Twenty years ago, we valued the household items that we worked hard to afford. Before the current instant-gratification-obsessed “disposable era”, we actually repaired items when they were broken. Now, instead of fixing appliances, children’s toys, electronics or clothing items, we often buy new ones. Even larger items like washing machines are now so affordable, it may not make economic sense to get them fixed when they break. You don’t have to look far in Indonesia to see first-hand how our obsession with disposable products is affecting the environment. Plastics and other waste clog our rivers and wash up on our beaches. Landfills are over capacity and collapsing. Fast fashion in particular perpetuates our throw-away approach to consumption.
The fashion industry is a major offender when it comes to producing items that have a short lifespan and end up in landfills. The industry is often associated with low quality, sometimes even single-use items. The fashion industry as a whole is one of the world’s largest polluters. Textile dyeing is the second worst polluter of water systems in the world, following agriculture. The dyeing process uses an immense amount of water and the toxic chemicals (25 percent of the world’s chemicals, actually), poison and disrupt our ecosystems. The destruction does not stop at production. Common materials, like polyester (a petroleum product), when washed in our homes, shed plastic microfibers that end up in our waterways and oceans, contributing to the degradation of our reefs and marine life. Then of course, even though we may pass along used items to friends, or donate, reuse, etc, much of it still ends up in landfills.
To their credit, fast fashion giants such as Zara, H&M and Forever 21 have improved their supply chain efficiencies and shortened their production and delivery times in order to get new trendy items in stores each week. But are their processes actually sustainable? Perhaps not, considering that all of the above have been called out for unfair labour standards. Simply put, corners have been cut, and people and the environment have been exploited.
Perhaps due to these companies being under a microscope lately, however, they have made efforts to improve labour standards and overall sustainability. H&M and Inditex (parent company of Zara), for example, were among the world’s top five users of organic cotton in 2016. Still, this is only used for a portion of their textile products, and organic cotton in general only makes up one percent of the world’s total cotton crop.
Fast fashion retailers are not the only culprits, however. A recent article in Vogue highlighted that luxury fashion brands seem to get a free pass as we often make the mistake of assuming high price = high quality = fair labour standards. Let’s not be so naive.
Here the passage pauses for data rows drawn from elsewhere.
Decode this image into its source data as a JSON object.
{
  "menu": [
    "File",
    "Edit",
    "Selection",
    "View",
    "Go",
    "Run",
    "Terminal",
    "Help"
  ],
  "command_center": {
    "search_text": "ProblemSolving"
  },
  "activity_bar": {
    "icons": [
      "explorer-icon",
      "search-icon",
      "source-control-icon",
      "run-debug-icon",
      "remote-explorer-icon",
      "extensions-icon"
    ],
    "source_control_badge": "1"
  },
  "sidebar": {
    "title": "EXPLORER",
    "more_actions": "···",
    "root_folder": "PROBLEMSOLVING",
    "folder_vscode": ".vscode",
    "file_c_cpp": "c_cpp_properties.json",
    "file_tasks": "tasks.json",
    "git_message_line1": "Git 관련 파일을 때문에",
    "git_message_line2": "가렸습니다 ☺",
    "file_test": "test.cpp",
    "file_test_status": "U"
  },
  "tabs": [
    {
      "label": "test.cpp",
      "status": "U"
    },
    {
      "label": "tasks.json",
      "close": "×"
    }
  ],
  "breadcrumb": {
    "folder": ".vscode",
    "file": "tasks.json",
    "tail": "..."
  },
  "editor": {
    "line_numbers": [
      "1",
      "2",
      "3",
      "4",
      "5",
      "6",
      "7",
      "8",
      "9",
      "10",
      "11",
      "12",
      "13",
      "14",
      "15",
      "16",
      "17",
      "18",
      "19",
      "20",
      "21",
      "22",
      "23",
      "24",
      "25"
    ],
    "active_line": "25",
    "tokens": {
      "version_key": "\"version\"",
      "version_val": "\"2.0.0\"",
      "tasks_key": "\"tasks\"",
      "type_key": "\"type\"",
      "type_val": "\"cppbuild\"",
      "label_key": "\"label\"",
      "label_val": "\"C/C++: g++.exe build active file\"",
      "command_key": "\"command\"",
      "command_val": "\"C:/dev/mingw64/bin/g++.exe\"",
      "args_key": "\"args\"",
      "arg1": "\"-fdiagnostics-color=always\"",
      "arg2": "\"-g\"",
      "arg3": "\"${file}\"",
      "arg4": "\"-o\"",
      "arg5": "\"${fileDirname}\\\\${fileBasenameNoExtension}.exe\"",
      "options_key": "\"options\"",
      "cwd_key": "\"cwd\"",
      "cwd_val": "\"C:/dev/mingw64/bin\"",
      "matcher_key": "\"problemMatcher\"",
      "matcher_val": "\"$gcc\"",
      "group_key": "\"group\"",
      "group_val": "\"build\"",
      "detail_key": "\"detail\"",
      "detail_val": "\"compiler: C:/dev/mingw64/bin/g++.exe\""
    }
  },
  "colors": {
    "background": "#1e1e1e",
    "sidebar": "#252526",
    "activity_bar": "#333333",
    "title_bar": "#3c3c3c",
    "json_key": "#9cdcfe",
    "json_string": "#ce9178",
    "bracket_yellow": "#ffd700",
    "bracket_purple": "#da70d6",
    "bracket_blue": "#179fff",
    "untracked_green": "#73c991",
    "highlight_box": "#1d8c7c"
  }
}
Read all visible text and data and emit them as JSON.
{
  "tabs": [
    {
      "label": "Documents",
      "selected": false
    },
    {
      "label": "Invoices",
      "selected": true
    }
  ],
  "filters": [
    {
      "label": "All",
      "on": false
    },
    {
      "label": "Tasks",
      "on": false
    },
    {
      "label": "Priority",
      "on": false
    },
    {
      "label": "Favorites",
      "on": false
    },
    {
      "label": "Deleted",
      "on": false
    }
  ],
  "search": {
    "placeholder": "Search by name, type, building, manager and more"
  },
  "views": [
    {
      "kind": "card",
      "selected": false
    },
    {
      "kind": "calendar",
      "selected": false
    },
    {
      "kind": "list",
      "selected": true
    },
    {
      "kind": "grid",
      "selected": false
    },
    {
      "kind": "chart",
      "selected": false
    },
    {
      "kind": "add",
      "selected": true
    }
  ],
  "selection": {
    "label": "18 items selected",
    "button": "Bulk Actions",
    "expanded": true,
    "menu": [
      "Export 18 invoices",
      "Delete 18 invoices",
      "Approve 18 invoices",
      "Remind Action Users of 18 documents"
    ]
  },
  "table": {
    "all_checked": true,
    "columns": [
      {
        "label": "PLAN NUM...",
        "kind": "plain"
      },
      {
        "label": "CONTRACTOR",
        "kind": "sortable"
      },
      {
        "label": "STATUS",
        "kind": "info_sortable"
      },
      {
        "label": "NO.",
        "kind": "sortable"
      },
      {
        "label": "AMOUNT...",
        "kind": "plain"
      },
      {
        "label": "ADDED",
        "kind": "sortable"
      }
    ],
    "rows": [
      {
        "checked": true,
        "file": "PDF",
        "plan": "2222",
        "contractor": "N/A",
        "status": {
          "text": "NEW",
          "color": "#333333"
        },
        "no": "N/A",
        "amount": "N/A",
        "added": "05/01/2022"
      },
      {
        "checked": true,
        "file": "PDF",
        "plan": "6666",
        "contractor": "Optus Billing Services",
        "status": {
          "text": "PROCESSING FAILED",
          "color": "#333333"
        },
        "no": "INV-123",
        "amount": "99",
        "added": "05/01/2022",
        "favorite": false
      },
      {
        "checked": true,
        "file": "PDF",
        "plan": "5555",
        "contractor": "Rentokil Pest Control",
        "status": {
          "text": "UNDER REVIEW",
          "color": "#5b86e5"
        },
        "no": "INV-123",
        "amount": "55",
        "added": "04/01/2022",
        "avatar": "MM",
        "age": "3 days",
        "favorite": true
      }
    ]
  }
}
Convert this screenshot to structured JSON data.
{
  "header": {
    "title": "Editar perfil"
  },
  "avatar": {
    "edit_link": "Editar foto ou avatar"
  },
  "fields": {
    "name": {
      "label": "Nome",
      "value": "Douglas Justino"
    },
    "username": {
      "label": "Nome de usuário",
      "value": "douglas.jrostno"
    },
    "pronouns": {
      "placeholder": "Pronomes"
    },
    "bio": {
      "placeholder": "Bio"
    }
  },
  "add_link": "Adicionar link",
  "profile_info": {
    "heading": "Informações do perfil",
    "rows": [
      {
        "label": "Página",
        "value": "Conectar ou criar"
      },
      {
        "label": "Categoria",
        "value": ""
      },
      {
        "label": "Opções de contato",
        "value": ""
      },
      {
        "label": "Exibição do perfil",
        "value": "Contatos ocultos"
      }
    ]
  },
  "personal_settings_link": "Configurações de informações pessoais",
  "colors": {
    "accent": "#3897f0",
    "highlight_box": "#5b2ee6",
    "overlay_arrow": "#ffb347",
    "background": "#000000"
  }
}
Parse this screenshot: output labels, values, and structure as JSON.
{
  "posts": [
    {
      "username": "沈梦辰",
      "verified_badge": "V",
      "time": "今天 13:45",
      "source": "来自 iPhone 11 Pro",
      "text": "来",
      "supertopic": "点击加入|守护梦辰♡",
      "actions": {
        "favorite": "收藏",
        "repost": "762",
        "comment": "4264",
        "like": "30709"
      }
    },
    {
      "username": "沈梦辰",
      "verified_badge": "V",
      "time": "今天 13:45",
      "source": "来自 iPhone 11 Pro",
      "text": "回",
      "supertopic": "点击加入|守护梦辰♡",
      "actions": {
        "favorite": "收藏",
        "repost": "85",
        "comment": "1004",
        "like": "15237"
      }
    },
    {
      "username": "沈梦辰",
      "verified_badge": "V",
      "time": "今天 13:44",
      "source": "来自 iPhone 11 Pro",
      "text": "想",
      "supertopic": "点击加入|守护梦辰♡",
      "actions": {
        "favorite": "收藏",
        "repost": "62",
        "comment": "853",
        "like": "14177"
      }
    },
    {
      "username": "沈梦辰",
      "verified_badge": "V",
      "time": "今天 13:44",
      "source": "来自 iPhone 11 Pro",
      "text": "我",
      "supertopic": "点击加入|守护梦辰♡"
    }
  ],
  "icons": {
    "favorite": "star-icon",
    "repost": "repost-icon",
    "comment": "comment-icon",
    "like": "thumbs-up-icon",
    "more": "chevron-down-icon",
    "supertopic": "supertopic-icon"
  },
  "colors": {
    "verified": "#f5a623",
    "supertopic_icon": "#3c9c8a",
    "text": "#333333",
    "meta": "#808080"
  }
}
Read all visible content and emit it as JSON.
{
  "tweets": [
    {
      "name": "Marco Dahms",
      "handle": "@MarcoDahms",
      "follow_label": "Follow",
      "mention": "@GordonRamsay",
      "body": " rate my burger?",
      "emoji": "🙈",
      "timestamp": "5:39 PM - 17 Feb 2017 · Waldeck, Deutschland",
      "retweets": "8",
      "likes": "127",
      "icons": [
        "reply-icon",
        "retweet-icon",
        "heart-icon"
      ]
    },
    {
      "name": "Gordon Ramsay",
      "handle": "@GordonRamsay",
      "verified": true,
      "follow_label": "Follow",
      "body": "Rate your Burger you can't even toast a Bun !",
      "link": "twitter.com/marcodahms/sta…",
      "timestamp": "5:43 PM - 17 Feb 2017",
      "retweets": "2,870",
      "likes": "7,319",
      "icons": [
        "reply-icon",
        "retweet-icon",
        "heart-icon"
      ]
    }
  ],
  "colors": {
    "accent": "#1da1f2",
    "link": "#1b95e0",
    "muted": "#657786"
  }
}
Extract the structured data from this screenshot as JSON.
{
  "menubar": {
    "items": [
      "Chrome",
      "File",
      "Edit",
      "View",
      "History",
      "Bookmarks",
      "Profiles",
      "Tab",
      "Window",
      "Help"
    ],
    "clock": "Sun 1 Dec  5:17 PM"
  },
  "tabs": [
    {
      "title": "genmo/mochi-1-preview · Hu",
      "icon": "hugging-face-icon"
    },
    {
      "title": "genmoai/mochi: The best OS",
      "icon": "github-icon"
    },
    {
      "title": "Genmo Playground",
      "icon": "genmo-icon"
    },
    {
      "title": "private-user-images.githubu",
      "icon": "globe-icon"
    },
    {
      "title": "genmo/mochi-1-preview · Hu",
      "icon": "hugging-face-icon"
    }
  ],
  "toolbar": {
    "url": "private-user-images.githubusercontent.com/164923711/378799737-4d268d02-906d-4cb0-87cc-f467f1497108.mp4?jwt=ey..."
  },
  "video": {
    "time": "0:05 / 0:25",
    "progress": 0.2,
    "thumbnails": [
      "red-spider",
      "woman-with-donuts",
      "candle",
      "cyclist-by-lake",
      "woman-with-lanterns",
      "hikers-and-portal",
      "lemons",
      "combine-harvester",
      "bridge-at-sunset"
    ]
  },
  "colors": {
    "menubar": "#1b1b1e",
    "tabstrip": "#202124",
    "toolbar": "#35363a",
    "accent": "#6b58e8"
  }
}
What can we do?
Well, rethinking the way we consume is a necessity. Why must we obsess over the latest trend? Why must we insist on ultra-low-cost items instead of investing in more sustainable options? Using local tailors to repair clothing items instead of buying new will reduce waste and support the local economy. Indonesia is one of the easiest places to find a great tailor, so let’s do this more!
Using our purchasing power to choose sustainable products over non-sustainable products impacts demand. We have the luxury of immense information at our fingertips and researching where our products come from has never been easier. We have the knowledge and capability to be responsible consumers, so it is imperative we set the example.
Many organisations have surfaced that make it easier for consumers to make informed choices. Blue Sign, for example, a Swiss company launched in 2000, works with suppliers worldwide to improve their textile production processes. Brands partnered with Blue Sign include well known sustainability-conscious brands like Patagonia and The North Face. You can check their website for other brand partners. Next is WRAP (Worldwide Responsible Accredited Producer), an independent and non-profit global social compliance expert. They promote ethical manufacturing through education and certification. Buying clothes that are made using international standards and best practices is a good step towards being a responsible consumer. Check the label, do a little research.
Buying local is also a good way to reduce the carbon footprint of shipping, whilst supporting local artists and designers. Indonesia has had a comparative advantage in textile making throughout history. Furthermore, there are skilled fashion designers opening upmarket shops in all major cities.
Several organisations have surfaced in Indonesia that use plastic and other waste to create “upcycled” items. Check these out:
One of our very own comrades within the Jakarta expatriate community, Jamie Richards, has founded Good Shirt, an eco-friendly performance t-shirt company. The shirts are made in Indonesia using post-consumer recycled plastic and recycled coffee grounds. The products are top performance quality (sweat-wicking, antimicrobial, and quick-drying). The manufacturer is WRAP certified, and the fabric is Blue Sign certified. The shirts are also fashionable and unique, featuring photographs from the “Dream Team of collaborating artists”, a collective of photographers that capture stellar images worldwide. Check the website to order: www.goodshirt.co
Founder and President of Indosole, Kyle Parsons, saw the opportunity to make a business from upcycling tyres in Indonesia, making quality footwear products. Indosole’s mission? To become the most responsible footwear company in the world. They intercept tyres before they are disposed of and they create shoes and sandals from the rubber by hand. Indosole is a certified B Corporation. They have a variety of styles for sandals and shoes. Check them out at www.indosole.com
Fast fashion items, though trendy and very affordable, may not be the most responsible purchase. Rethinking our habits is required so we can move away from the throw-away society we have created and move towards a much more sustainable future.